In his view, the orchestra is “a group of individuals, each with their own freedom and responsibility to express themselves, but each also having to listen to and engage with others in the group. In addition, the conductor, as a leader to this group, will not be successful unless she or he understands the orchestra, and unless the individuals in the orchestra understand her or him. This relationship is based on shared trust and equality among all members of the group, and is broken when defined by power and individuality alone. When the orchestra plays a composition, no individual is a leading voice at all times, and the music changes and develops, passing through periods of stillness and madness, but what defines a great orchestra is harmony and understanding among its members, and this creates beauty for its listeners. These lessons have the power to reach well beyond the language and study of music, to the spheres of politics, economics, media, education, and culture.”
This is so true. In an orchestra, it doesn’t matter if you are concertmaster doing most of the ‘heavy lifting’, or the timpanist with the occasional crash-bang-wallop or a few turns in the triangle. For a musical work to achieve fruition, every individual contribution is just as necessary as that of the next. The sopranos in a choir are not more or less important than the tenors or basses. Isn’t this how a society should be as well, where the contribution of each citizen is deemed just as valuable, and their rights are equally sacrosanct, regardless of clout or money power? And in the community of nations, the poorest and weakest nation deserves as much respect, dignity and voice as the rich and powerful?

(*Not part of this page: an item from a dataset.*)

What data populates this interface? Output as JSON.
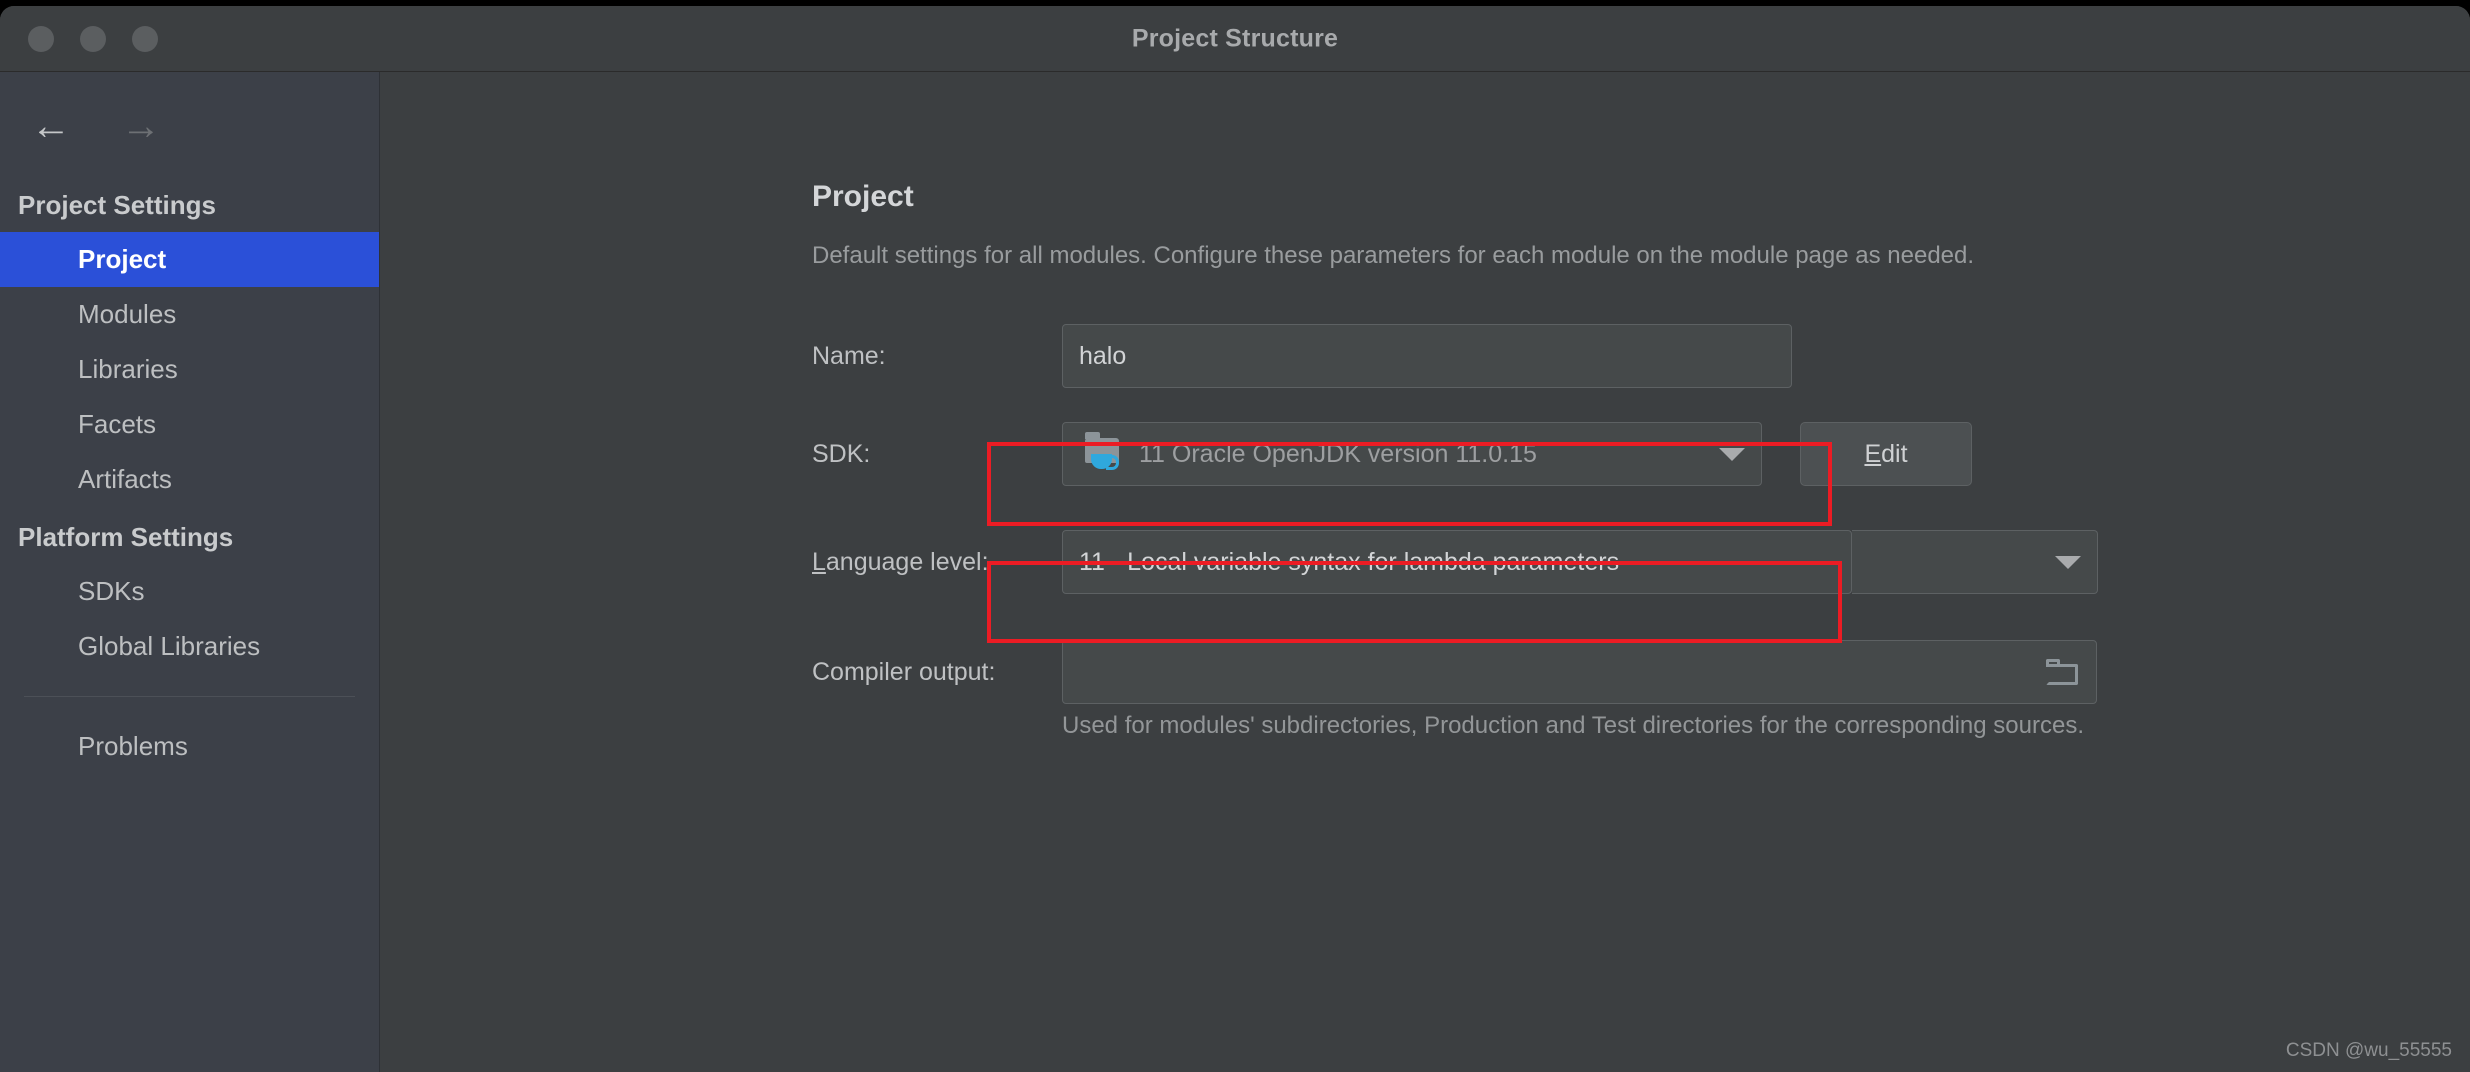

The other parallel is the important virtue of listening. It is not just the audience, or the ‘listener’, who listens. The performance of music is a constant dialogue between the musicians, and their ability to listen attentively and intelligently and respond appropriately is what distinguishes a great performance from a pedestrian one, and a cohesive ensemble from a hastily cobbled group.
Listening in this way also implies empathy. If the cellos and double basses have their noses buried in the score and inadvertently begin to crank up the tempo, oblivious to the difficult passage the poor violin section have to therefore hurry through as a result, it can be disastrous. Similarly, a good conductor will allow a woodwind soloist to literally ‘breathe’ at strategic points in a long soulful legato passage or it will fall to pieces.
Lessons learned in the rehearsal room and the concert hall can easily be extrapolated to life outside these locations. This is the genesis of social change. In the words of my friend and Abreu Fellow Jonathan Andrew Govias: “Social change starts with the individual. All of us want to be needed and respected and valued. We can create that environment within the classroom, the home, or the orchestra – but in the orchestra, most easily, because the art is the higher calling, it inspires while it gratifies, and the rules of the game are simpler and fairer”.
This is certainly a belief held by Gustavo Dudamel, wunderkind conductor and product of El Sistema, and currently at the helm of the Los Angeles Philharmonic: “It [El Sistema’s ensemble experience] has changed not just the lives of the individuals involved – but also of their families, the communities around the children.”
“And it changed because they have access to beauty; to sensitivity; to creativity; and to discipline. We are talking here about the elements of a good citizen.”
(An edited version of this article was published on 29 June 2014 in my column ‘On the Upbeat’ in the Panorama section of the Navhind Times Goa India)